In a statement sent Tuesday, Moms for Liberty’s co-founders distanced themselves from Bridget Ziegler, another of the organization’s co-founders and current Sarasota County School Board member, following accusations of sexual assault against her husband, Christian Ziegler, by a woman with whom he and Bridget had a three-way sexual relationship.
Former Brevard County School Board member Tina Descovich and former Indian River County School Board member Tiffany Justice, together with Bridget Ziegler, founded Moms for Liberty in January 2021. Moms for Liberty is now a conservative education activist group with more than 120,000 members and almost 300 chapters across 44 states.
Descovich and Justice issued a joint statement Wednesday afternoon reiterating that Bridget Ziegler had resigned from the organization within the same month of its incorporation. The statement came as several local activist groups prepare to rally at an upcoming Sarasota School Board meeting on Dec. 12 to call for Bridget Ziegler’s resignation.
Despite leaving Moms for Liberty, Bridget Ziegler has defended the group.

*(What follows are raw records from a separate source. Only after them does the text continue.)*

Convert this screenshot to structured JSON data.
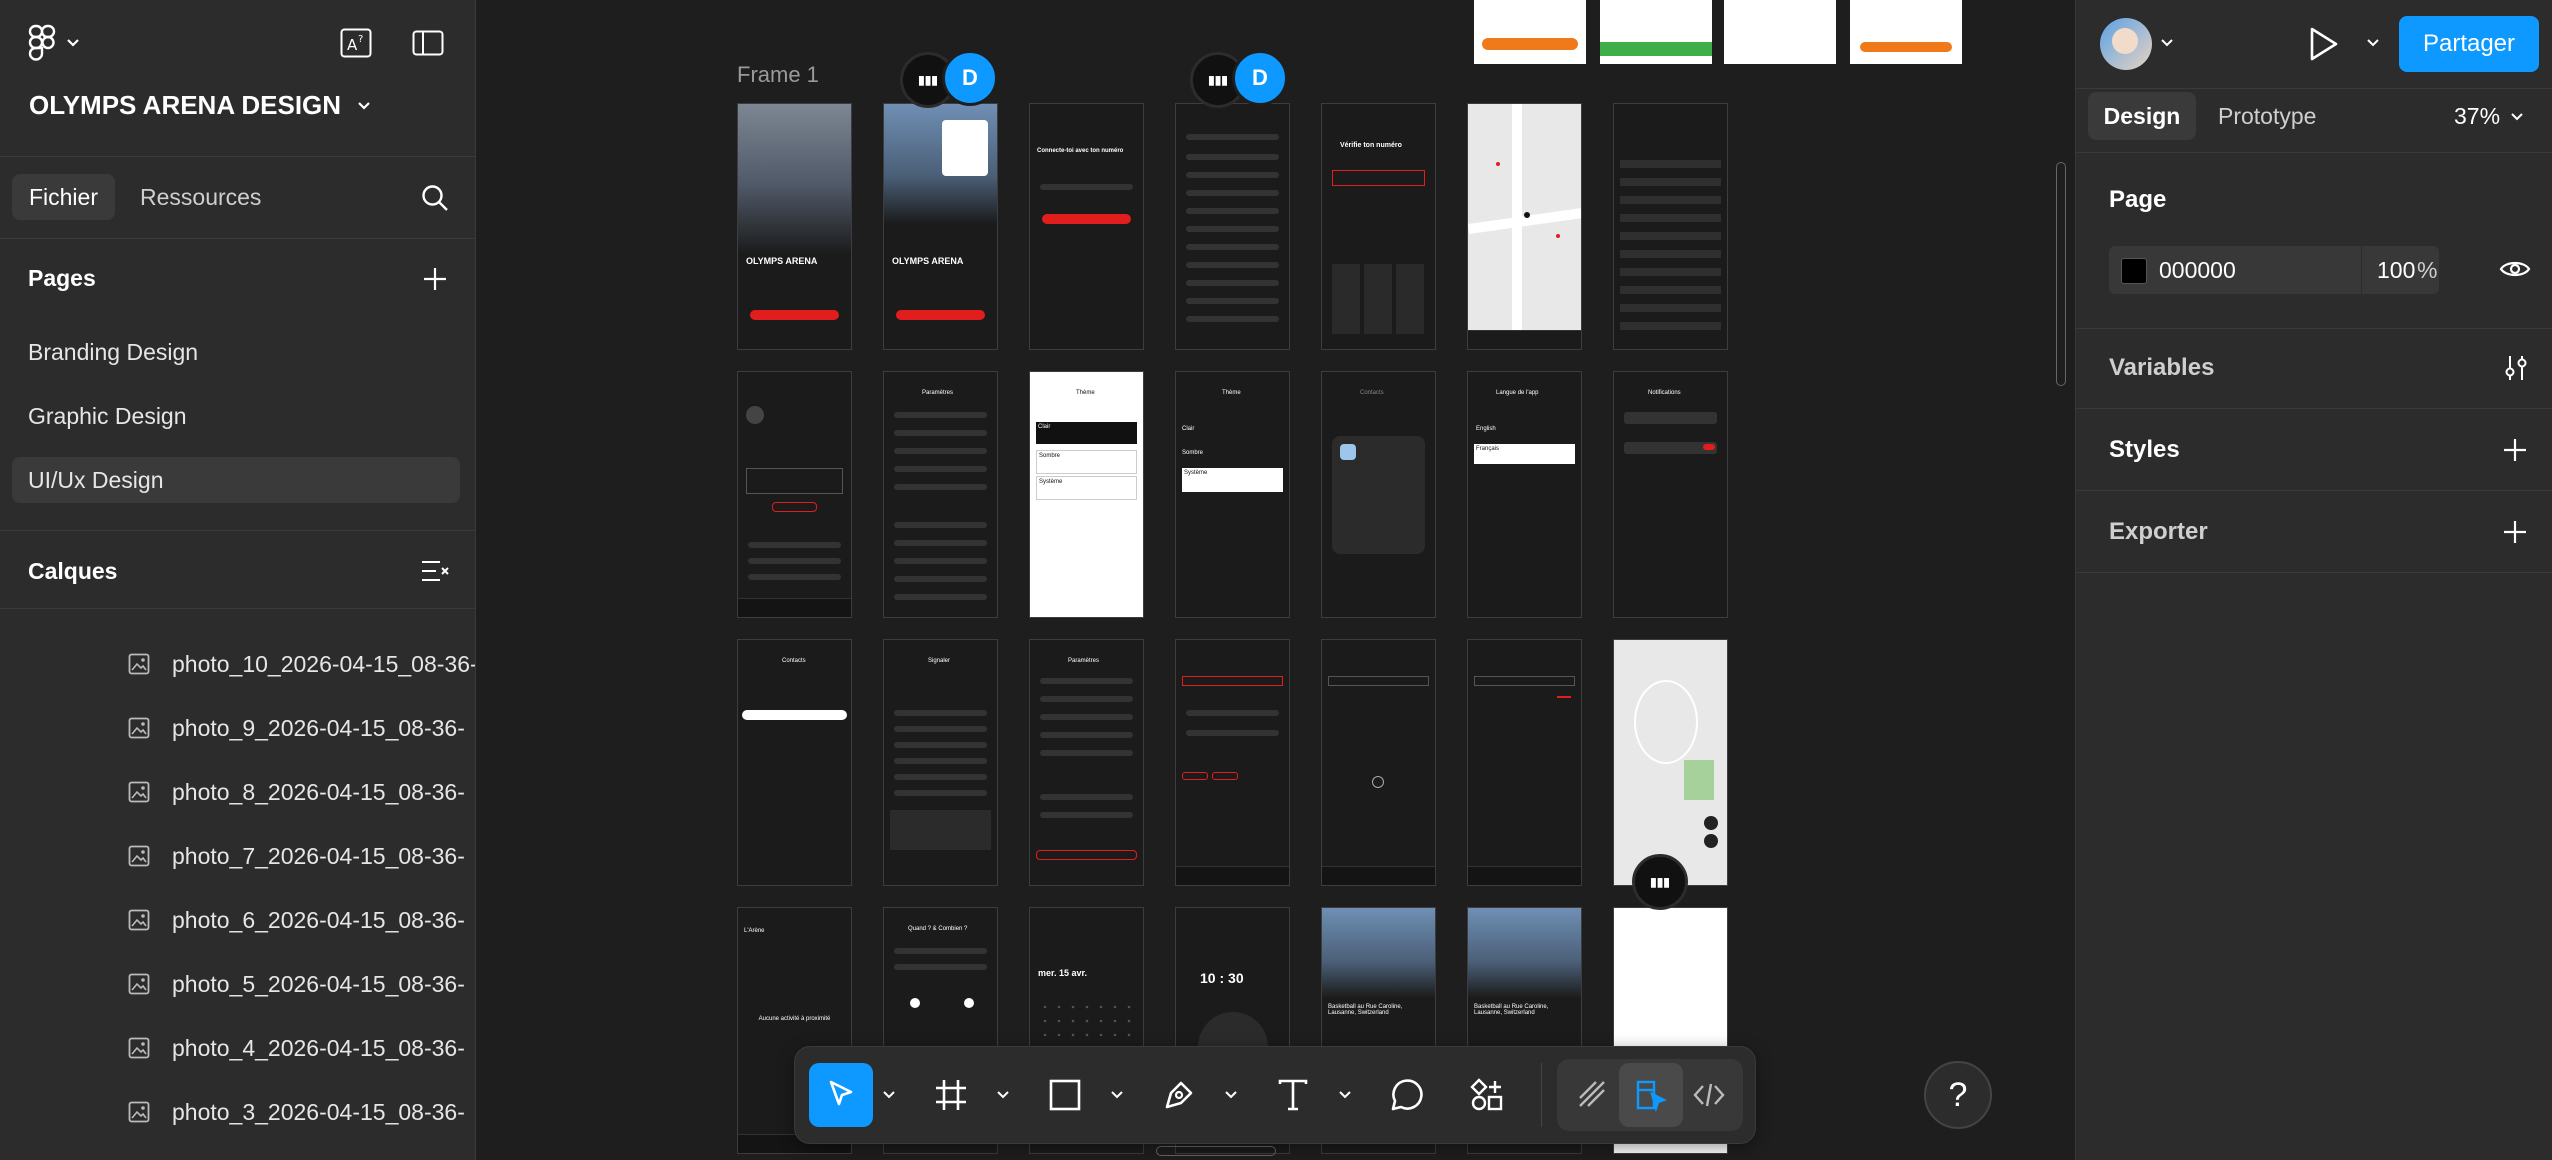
{
  "app": {
    "file_title": "OLYMPS ARENA DESIGN"
  },
  "left_panel": {
    "tabs": [
      {
        "label": "Fichier",
        "active": true
      },
      {
        "label": "Ressources",
        "active": false
      }
    ],
    "pages_title": "Pages",
    "pages": [
      {
        "label": "Branding Design",
        "active": false
      },
      {
        "label": "Graphic Design",
        "active": false
      },
      {
        "label": "UI/Ux Design",
        "active": true
      }
    ],
    "layers_title": "Calques",
    "layers": [
      "photo_10_2026-04-15_08-36-",
      "photo_9_2026-04-15_08-36-",
      "photo_8_2026-04-15_08-36-",
      "photo_7_2026-04-15_08-36-",
      "photo_6_2026-04-15_08-36-",
      "photo_5_2026-04-15_08-36-",
      "photo_4_2026-04-15_08-36-",
      "photo_3_2026-04-15_08-36-"
    ]
  },
  "canvas": {
    "frame_label": "Frame 1",
    "collaborator_initial": "D",
    "screen_texts": {
      "brand": "OLYMPS ARENA",
      "connect": "Connecte-toi avec ton numéro",
      "verify": "Vérifie ton numéro",
      "theme": "Thème",
      "parametres": "Paramètres",
      "contacts": "Contacts",
      "langue": "Langue de l'app",
      "notifications": "Notifications",
      "signaler": "Signaler",
      "activite": "L'Arène",
      "quand": "Quand ? & Combien ?",
      "date": "mer. 15 avr.",
      "time_h": "10",
      "time_m": "30",
      "basket": "Basketball au Rue Caroline, Lausanne, Switzerland",
      "no_activity": "Aucune activité à proximité",
      "clair": "Clair",
      "sombre": "Sombre",
      "systeme": "Système",
      "english": "English",
      "francais": "Français"
    }
  },
  "toolbar": {
    "tools": [
      "move",
      "frame",
      "rectangle",
      "pen",
      "text",
      "comment",
      "actions"
    ],
    "modes": [
      "draw",
      "design",
      "dev"
    ]
  },
  "right_panel": {
    "share_label": "Partager",
    "tabs": [
      {
        "label": "Design",
        "active": true
      },
      {
        "label": "Prototype",
        "active": false
      }
    ],
    "zoom": "37%",
    "page_section": "Page",
    "page_color_hex": "000000",
    "page_opacity": "100",
    "percent_sign": "%",
    "variables_section": "Variables",
    "styles_section": "Styles",
    "export_section": "Exporter"
  },
  "help_label": "?",
  "colors": {
    "accent": "#0d99ff",
    "brand_red": "#e11d1d",
    "panel_bg": "#2c2c2c",
    "canvas_bg": "#1e1e1e"
  }
}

However, she is not listed as one of the founders on the Moms for Liberty website.
Christian Ziegler, while not directly professionally involved with Moms for Liberty, spoke at the organization’s national summit in Philadelphia last summer, advising in a media training session for participants to “Never apologize. Ever”.
What did Bridget Ziegler do?
Bridget Ziegler has not been accused of any wrongdoing and was not under investigation as of Tuesday. In documents relating to the investigation into Christian Ziegler, she told investigators that she and her husband had sex with the alleged victim together one time, a statement corroborated by the alleged victim.
Her statement to investigators indicates a past sexual history with a woman, something that stands as a stark contrast to much of the conservative culture war rhetoric that has often been used toward members of the LGBTQ+ community.
She played a major role in the creation and passing of the Parental Rights in Education Act, often labeled the “Don’t Say Gay” bill. Bridget Ziegler also posted a photo of herself wearing a shirt that said “Real women aren’t men” referencing Bud Light’s sponsorship of a transgender woman and defended herself amid backlash saying it was “insane” people were upset because it was “a fact.”
While chair of the School Board, she also declined to stop a woman from calling Tom Edwards, the only openly gay member of the board, an “LGBTQ groomer.” At the time, she said personal attacks in public comment happen to elected officials on all sides and that stopping the speaker would have only escalated tensions.